■ WHAT YOU NEED TO DO: Beginning at the line that includes "Serialize everything readable", print each remaining line of the data word for word. Output nothing else.

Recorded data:

********

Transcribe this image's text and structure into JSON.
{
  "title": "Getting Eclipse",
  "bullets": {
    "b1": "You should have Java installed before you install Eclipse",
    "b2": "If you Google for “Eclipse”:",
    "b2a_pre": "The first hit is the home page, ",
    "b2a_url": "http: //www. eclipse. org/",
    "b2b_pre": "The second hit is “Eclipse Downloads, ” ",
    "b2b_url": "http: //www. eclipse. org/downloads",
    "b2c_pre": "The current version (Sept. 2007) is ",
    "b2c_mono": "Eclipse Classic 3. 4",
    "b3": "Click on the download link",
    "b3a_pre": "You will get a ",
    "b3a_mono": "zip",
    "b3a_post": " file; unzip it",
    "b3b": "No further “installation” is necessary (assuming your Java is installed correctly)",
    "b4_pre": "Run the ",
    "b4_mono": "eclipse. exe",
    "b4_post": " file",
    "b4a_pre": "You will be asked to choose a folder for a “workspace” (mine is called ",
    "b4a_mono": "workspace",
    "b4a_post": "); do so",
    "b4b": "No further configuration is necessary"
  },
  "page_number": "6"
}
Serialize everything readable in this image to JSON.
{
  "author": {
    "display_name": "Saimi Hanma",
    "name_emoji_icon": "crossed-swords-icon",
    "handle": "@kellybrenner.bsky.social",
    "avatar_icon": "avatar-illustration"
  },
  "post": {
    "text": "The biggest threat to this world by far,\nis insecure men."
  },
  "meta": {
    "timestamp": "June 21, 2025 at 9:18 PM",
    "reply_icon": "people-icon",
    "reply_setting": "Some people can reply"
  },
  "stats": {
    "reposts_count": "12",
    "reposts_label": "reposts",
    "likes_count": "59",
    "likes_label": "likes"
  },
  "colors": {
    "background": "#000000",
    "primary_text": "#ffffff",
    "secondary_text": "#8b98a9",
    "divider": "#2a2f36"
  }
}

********

■ ANSWER:
Serialize everything readable in this image to JSON.
{
  "author": {
    "display_name": "Saimi Hanma",
    "name_emoji_icon": "crossed-swords-icon",
    "handle": "@kellybrenner.bsky.social",
    "avatar_icon": "avatar-illustration"
  },
  "post": {
    "text": "The biggest threat to this world by far,\nis insecure men."
  },
  "meta": {
    "timestamp": "June 21, 2025 at 9:18 PM",
    "reply_icon": "people-icon",
    "reply_setting": "Some people can reply"
  },
  "stats": {
    "reposts_count": "12",
    "reposts_label": "reposts",
    "likes_count": "59",
    "likes_label": "likes"
  },
  "colors": {
    "background": "#000000",
    "primary_text": "#ffffff",
    "secondary_text": "#8b98a9",
    "divider": "#2a2f36"
  }
}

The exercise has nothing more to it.